#### EXERCISE DATA ####
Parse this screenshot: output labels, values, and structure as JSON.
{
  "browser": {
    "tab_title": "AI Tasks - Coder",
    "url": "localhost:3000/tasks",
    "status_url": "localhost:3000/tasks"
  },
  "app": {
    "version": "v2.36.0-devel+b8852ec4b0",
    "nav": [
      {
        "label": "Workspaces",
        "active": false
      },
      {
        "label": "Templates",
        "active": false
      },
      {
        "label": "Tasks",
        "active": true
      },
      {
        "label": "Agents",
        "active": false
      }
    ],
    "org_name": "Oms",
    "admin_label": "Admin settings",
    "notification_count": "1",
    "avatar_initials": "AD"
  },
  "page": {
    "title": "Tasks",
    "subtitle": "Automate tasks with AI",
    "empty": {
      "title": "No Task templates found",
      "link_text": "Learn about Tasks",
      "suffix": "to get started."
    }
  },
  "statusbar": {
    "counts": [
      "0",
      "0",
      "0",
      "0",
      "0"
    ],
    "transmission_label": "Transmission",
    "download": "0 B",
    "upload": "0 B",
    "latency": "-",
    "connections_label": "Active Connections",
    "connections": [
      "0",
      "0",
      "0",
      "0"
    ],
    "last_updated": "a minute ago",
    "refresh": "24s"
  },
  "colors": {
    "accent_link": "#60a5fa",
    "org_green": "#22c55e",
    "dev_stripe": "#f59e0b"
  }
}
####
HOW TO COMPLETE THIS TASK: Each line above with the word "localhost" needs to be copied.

SOLUTION TO THE EXERCISE:
    "url": "localhost:3000/tasks",
    "status_url": "localhost:3000/tasks"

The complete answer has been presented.